Since that time, my parents have loosened up some. I’d say they tolerate my drifting. It’s been almost five years since my college experience and they have now come to the realization that this is not a passing fad.
I learned a lot about myself in that time. I learned that no one can stop me from doing what I want. I get very frustrated when people tell me, “Rathyna, I can’t do that. I don’t have enough money. I can’t build a cool car, I’m too poor.” Okay. You might not have a lot of money right NOW – well then start saving. Go find a job. Go mow some lawns. Sell hugs on the Internet. If you really want to build a cool car, then do it. But don’t expect it to happen over night. As the saying goes, “There’s no elevator to success. You gotta take the stairs.”
If your parents are wealthy and buy you cars and invest in your racing program (or any of your passions), that is a blessing. I would never criticize such a thing, because the money has nothing to do with you being spoiled – it’s how you’re raised. If I were in your shoes, I would accept that gift with humility and gratitude. I still have a lot of gratitude for my parents. They may not LOVE my drifting, but they are the most hardworking, determined people I know! They may not have fed me the fish when I was hungry, but they handed me a fishing pole and left me by the lake until I figured it out how to feed myself.

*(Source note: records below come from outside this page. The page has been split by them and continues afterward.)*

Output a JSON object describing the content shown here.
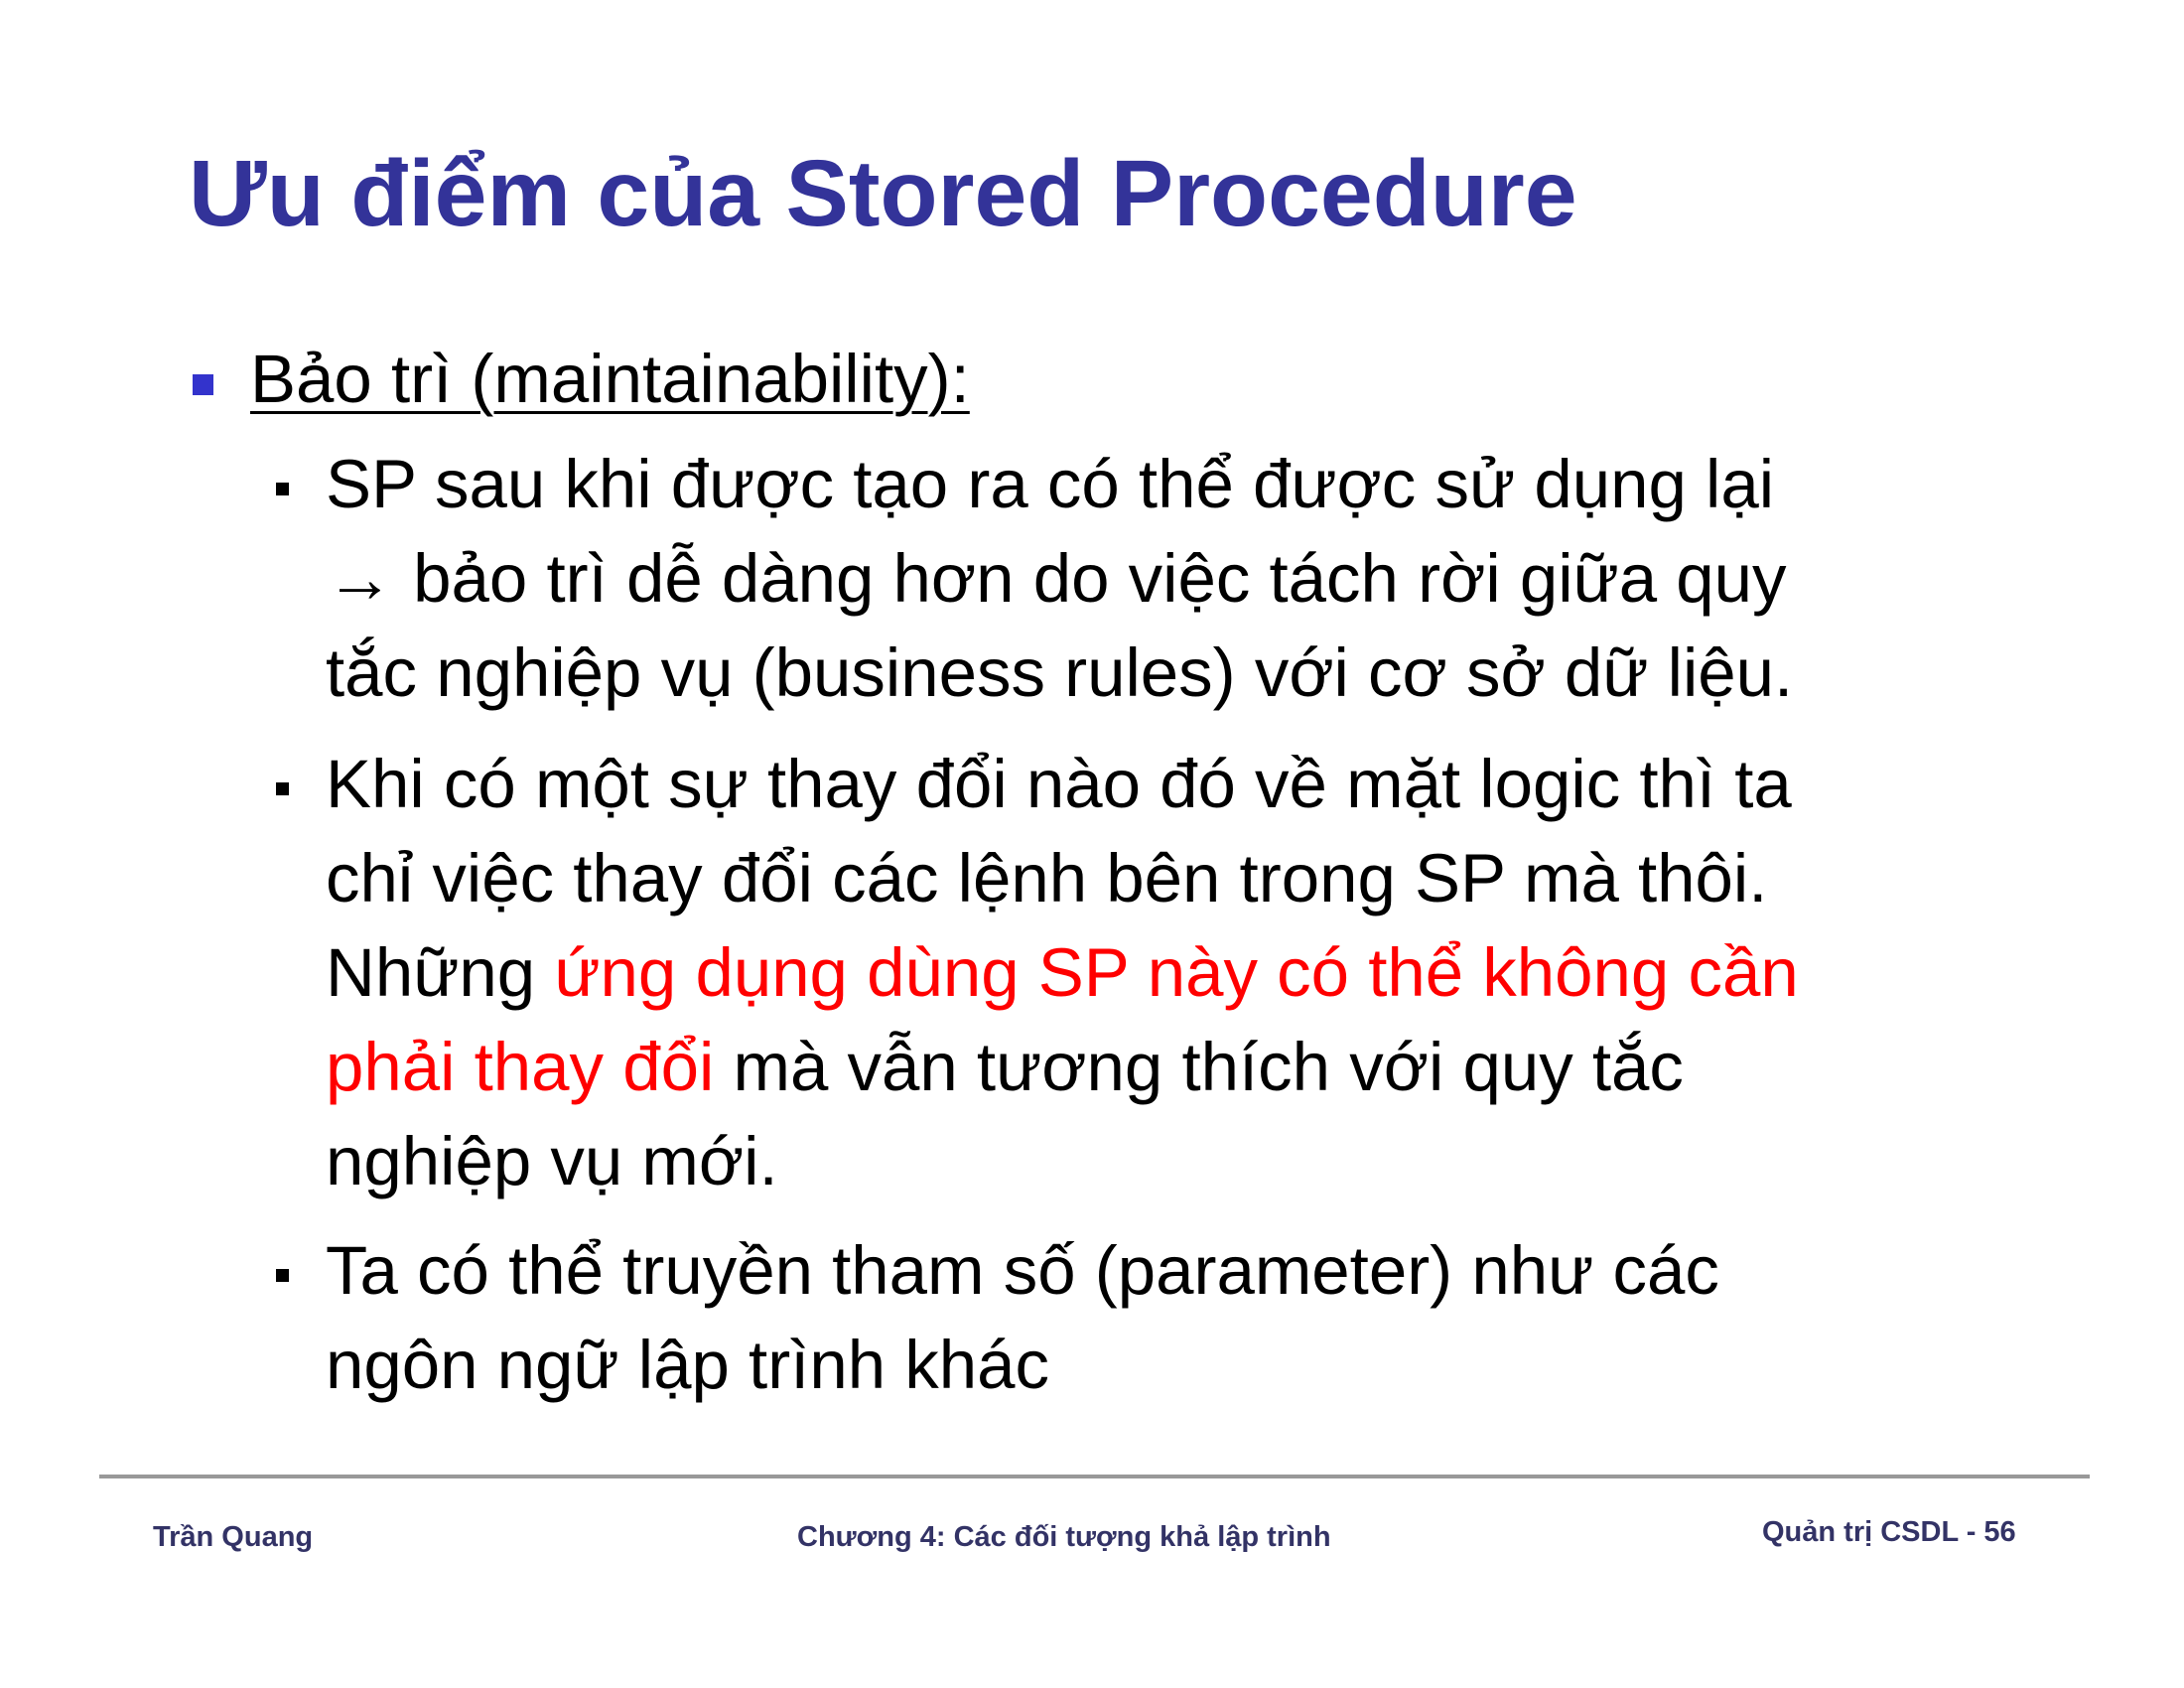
{
  "title": "Ưu điểm của Stored Procedure",
  "section": {
    "label": "Bảo trì (maintainability):",
    "items": [
      {
        "lines": [
          "SP sau khi được tạo ra có thể được sử dụng lại",
          "→ bảo trì dễ dàng hơn do việc tách rời giữa quy",
          "tắc nghiệp vụ (business rules) với cơ sở dữ liệu."
        ]
      },
      {
        "line1": "Khi có một sự thay đổi nào đó về mặt logic thì ta",
        "line2": "chỉ việc thay đổi các lệnh bên trong SP mà thôi.",
        "line3_plain": "Những ",
        "line3_highlight": "ứng dụng dùng SP này có thể không cần",
        "line4_highlight": "phải thay đổi",
        "line4_plain": " mà vẫn tương thích với quy tắc",
        "line5": "nghiệp vụ mới."
      },
      {
        "lines": [
          "Ta có thể truyền tham số (parameter) như các",
          "ngôn ngữ lập trình khác"
        ]
      }
    ]
  },
  "footer": {
    "author": "Trần Quang",
    "chapter": "Chương 4: Các đối tượng khả lập trình",
    "course_page": "Quản trị CSDL - 56"
  },
  "colors": {
    "title": "#333399",
    "highlight": "#ff0000",
    "bullet_level1": "#3333cc",
    "footer_text": "#333366",
    "footer_rule": "#999999"
  }
}
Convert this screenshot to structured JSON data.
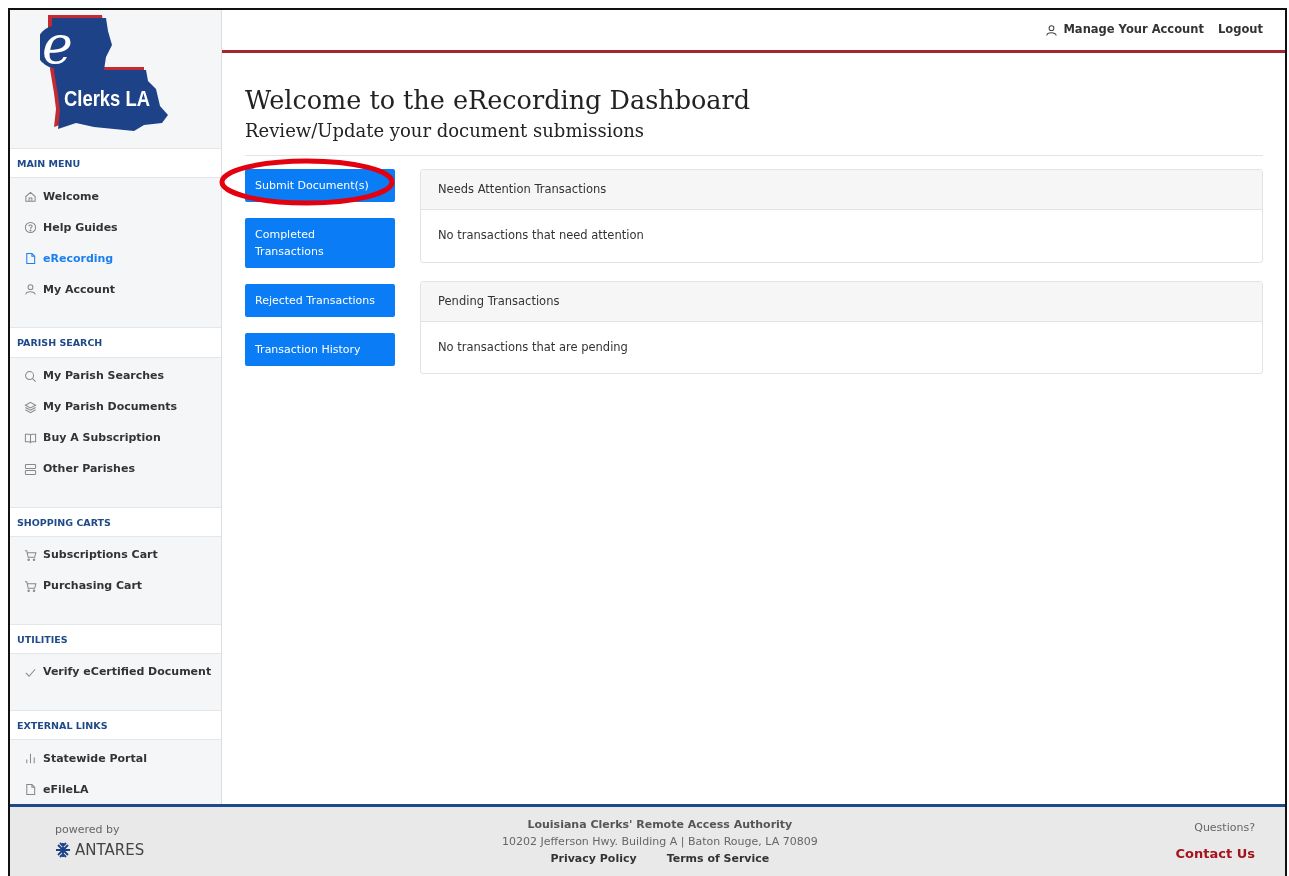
{
  "logo": {
    "mark": "e",
    "text": "Clerks LA"
  },
  "header": {
    "links": [
      {
        "label": "Manage Your Account",
        "kind": "user"
      },
      {
        "label": "Logout"
      }
    ]
  },
  "sidebar": {
    "sections": [
      {
        "title": "MAIN MENU",
        "items": [
          {
            "label": "Welcome",
            "kind": "home",
            "selected": false
          },
          {
            "label": "Help Guides",
            "kind": "help",
            "selected": false
          },
          {
            "label": "eRecording",
            "kind": "file",
            "selected": true
          },
          {
            "label": "My Account",
            "kind": "user",
            "selected": false
          }
        ]
      },
      {
        "title": "PARISH SEARCH",
        "items": [
          {
            "label": "My Parish Searches",
            "kind": "search",
            "selected": false
          },
          {
            "label": "My Parish Documents",
            "kind": "layers",
            "selected": false
          },
          {
            "label": "Buy A Subscription",
            "kind": "book",
            "selected": false
          },
          {
            "label": "Other Parishes",
            "kind": "server",
            "selected": false
          }
        ]
      },
      {
        "title": "SHOPPING CARTS",
        "items": [
          {
            "label": "Subscriptions Cart",
            "kind": "cart",
            "selected": false
          },
          {
            "label": "Purchasing Cart",
            "kind": "cart",
            "selected": false
          }
        ]
      },
      {
        "title": "UTILITIES",
        "items": [
          {
            "label": "Verify eCertified Document",
            "kind": "check",
            "selected": false
          }
        ]
      },
      {
        "title": "EXTERNAL LINKS",
        "items": [
          {
            "label": "Statewide Portal",
            "kind": "bars",
            "selected": false
          },
          {
            "label": "eFileLA",
            "kind": "file",
            "selected": false
          }
        ]
      }
    ]
  },
  "main": {
    "title": "Welcome to the eRecording Dashboard",
    "subtitle": "Review/Update your document submissions",
    "buttons": [
      {
        "label": "Submit Document(s)",
        "highlighted": true
      },
      {
        "label": "Completed Transactions",
        "highlighted": false
      },
      {
        "label": "Rejected Transactions",
        "highlighted": false
      },
      {
        "label": "Transaction History",
        "highlighted": false
      }
    ],
    "panels": [
      {
        "title": "Needs Attention Transactions",
        "body": "No transactions that need attention"
      },
      {
        "title": "Pending Transactions",
        "body": "No transactions that are pending"
      }
    ]
  },
  "footer": {
    "powered_by": "powered by",
    "brand": "ANTARES",
    "org": "Louisiana Clerks' Remote Access Authority",
    "address": "10202 Jefferson Hwy. Building A | Baton Rouge, LA 70809",
    "links": [
      "Privacy Policy",
      "Terms of Service"
    ],
    "questions": "Questions?",
    "contact": "Contact Us"
  }
}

Drifting changed my life! Not in this lame cliché type of way, but it really did help me refine many “life” skills. I learned the value of hard work. I learned that discipline is one of the major components in the recipe to a successful life. I learned to stop making excuses as to why I couldn’t succeed and to begin strategizing on ways to accomplish my goals. This ultimately led me to have a more creative mindset. Although moving away from the “mommy and daddy” sponsored lifestyle was difficult at first, I wouldn’t have had it any other way. Although I can look at my drift program and my cars with gleaming pride knowing that I earned all of these things myself, I still pay tribute to my parents. If it weren’t for them instilling their worth ethic in me, I would never have had any of this.
And perhaps I was a lot richer in high school. But I sure as hell feel a lot wealthier now.
· I grew up in a wealthy home. I was given everything I wanted.
· Then I found drifting.
· My parents hated the idea, threatened to cut me off I didn’t stop.
· I didn’t stop. They cut me off.
· I didn’t cry or quit. I figured out a way to do it myself.
· Now I work hard for what I want and it made no real difference in the outcome.
· Why? Because wealth has nothing to do with a person’s work ethic. It’s how they’re raised.
· So if my parents wanted me to quit drifting they probably should’ve just been lazy quitters themselves so I could’ve just learned from example.
· Work hard. Success is yours if you want it. If something you want to do requires money and you don’t have money, figure out a way to make money so you can do the thing you want to do.